▸ **Work order**:
The data below must be copied in full and without any change.
*** Input data ***
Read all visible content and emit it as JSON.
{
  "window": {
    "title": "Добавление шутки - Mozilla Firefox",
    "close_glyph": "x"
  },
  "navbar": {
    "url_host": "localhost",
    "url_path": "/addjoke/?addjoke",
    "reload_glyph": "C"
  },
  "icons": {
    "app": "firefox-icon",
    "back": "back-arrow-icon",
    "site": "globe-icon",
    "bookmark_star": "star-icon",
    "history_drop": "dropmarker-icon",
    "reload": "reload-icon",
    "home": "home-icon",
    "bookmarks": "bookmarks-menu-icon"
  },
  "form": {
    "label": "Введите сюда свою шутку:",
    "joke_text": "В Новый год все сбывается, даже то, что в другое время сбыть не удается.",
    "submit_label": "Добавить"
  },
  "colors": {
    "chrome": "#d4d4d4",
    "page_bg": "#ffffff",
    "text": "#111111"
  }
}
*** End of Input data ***
▸ **Written answer**:
Read all visible content and emit it as JSON.
{
  "window": {
    "title": "Добавление шутки - Mozilla Firefox",
    "close_glyph": "x"
  },
  "navbar": {
    "url_host": "localhost",
    "url_path": "/addjoke/?addjoke",
    "reload_glyph": "C"
  },
  "icons": {
    "app": "firefox-icon",
    "back": "back-arrow-icon",
    "site": "globe-icon",
    "bookmark_star": "star-icon",
    "history_drop": "dropmarker-icon",
    "reload": "reload-icon",
    "home": "home-icon",
    "bookmarks": "bookmarks-menu-icon"
  },
  "form": {
    "label": "Введите сюда свою шутку:",
    "joke_text": "В Новый год все сбывается, даже то, что в другое время сбыть не удается.",
    "submit_label": "Добавить"
  },
  "colors": {
    "chrome": "#d4d4d4",
    "page_bg": "#ffffff",
    "text": "#111111"
  }
}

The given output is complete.